### Data shown
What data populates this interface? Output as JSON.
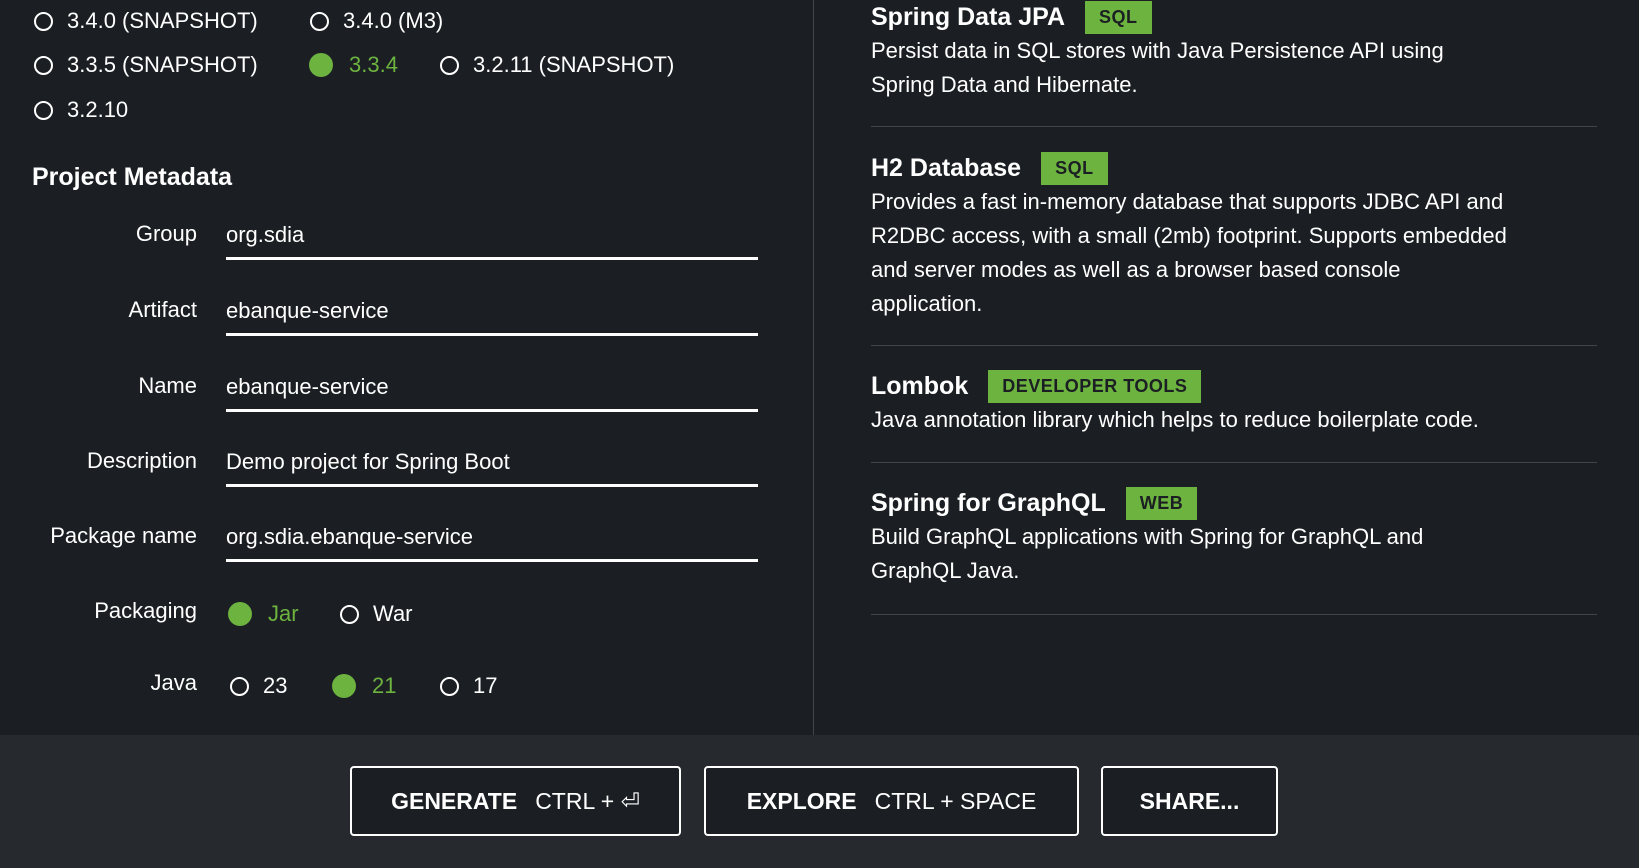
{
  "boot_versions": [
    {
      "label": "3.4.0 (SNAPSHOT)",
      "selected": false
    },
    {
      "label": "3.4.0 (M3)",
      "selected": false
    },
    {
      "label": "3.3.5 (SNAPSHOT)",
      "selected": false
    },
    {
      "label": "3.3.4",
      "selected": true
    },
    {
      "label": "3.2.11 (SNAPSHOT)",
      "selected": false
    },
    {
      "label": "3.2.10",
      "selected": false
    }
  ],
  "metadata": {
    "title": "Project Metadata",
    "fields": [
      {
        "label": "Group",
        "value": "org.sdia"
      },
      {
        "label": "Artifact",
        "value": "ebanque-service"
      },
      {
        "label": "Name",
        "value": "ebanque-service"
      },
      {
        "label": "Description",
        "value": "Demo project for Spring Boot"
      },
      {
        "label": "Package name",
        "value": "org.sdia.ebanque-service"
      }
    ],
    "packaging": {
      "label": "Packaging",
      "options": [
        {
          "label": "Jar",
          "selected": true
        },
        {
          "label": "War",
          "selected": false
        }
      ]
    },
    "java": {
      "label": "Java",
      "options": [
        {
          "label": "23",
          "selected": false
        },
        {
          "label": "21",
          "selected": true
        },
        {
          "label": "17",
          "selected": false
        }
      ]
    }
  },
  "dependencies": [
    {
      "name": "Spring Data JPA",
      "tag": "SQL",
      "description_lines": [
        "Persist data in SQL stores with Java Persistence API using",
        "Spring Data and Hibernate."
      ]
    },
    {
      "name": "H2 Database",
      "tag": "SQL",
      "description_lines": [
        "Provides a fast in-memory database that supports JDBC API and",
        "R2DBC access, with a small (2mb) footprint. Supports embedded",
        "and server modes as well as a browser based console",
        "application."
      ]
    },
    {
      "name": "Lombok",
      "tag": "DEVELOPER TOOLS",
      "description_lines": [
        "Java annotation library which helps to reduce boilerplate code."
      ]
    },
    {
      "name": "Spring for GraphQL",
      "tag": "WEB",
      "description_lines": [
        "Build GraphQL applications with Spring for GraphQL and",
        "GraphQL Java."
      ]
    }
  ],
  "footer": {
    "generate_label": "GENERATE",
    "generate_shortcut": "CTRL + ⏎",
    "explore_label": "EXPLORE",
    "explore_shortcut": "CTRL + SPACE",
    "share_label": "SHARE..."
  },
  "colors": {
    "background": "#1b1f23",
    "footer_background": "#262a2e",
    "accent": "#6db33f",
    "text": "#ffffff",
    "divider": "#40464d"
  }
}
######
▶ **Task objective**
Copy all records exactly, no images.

▶ **Answer box**
What data populates this interface? Output as JSON.
{
  "boot_versions": [
    {
      "label": "3.4.0 (SNAPSHOT)",
      "selected": false
    },
    {
      "label": "3.4.0 (M3)",
      "selected": false
    },
    {
      "label": "3.3.5 (SNAPSHOT)",
      "selected": false
    },
    {
      "label": "3.3.4",
      "selected": true
    },
    {
      "label": "3.2.11 (SNAPSHOT)",
      "selected": false
    },
    {
      "label": "3.2.10",
      "selected": false
    }
  ],
  "metadata": {
    "title": "Project Metadata",
    "fields": [
      {
        "label": "Group",
        "value": "org.sdia"
      },
      {
        "label": "Artifact",
        "value": "ebanque-service"
      },
      {
        "label": "Name",
        "value": "ebanque-service"
      },
      {
        "label": "Description",
        "value": "Demo project for Spring Boot"
      },
      {
        "label": "Package name",
        "value": "org.sdia.ebanque-service"
      }
    ],
    "packaging": {
      "label": "Packaging",
      "options": [
        {
          "label": "Jar",
          "selected": true
        },
        {
          "label": "War",
          "selected": false
        }
      ]
    },
    "java": {
      "label": "Java",
      "options": [
        {
          "label": "23",
          "selected": false
        },
        {
          "label": "21",
          "selected": true
        },
        {
          "label": "17",
          "selected": false
        }
      ]
    }
  },
  "dependencies": [
    {
      "name": "Spring Data JPA",
      "tag": "SQL",
      "description_lines": [
        "Persist data in SQL stores with Java Persistence API using",
        "Spring Data and Hibernate."
      ]
    },
    {
      "name": "H2 Database",
      "tag": "SQL",
      "description_lines": [
        "Provides a fast in-memory database that supports JDBC API and",
        "R2DBC access, with a small (2mb) footprint. Supports embedded",
        "and server modes as well as a browser based console",
        "application."
      ]
    },
    {
      "name": "Lombok",
      "tag": "DEVELOPER TOOLS",
      "description_lines": [
        "Java annotation library which helps to reduce boilerplate code."
      ]
    },
    {
      "name": "Spring for GraphQL",
      "tag": "WEB",
      "description_lines": [
        "Build GraphQL applications with Spring for GraphQL and",
        "GraphQL Java."
      ]
    }
  ],
  "footer": {
    "generate_label": "GENERATE",
    "generate_shortcut": "CTRL + ⏎",
    "explore_label": "EXPLORE",
    "explore_shortcut": "CTRL + SPACE",
    "share_label": "SHARE..."
  },
  "colors": {
    "background": "#1b1f23",
    "footer_background": "#262a2e",
    "accent": "#6db33f",
    "text": "#ffffff",
    "divider": "#40464d"
  }
}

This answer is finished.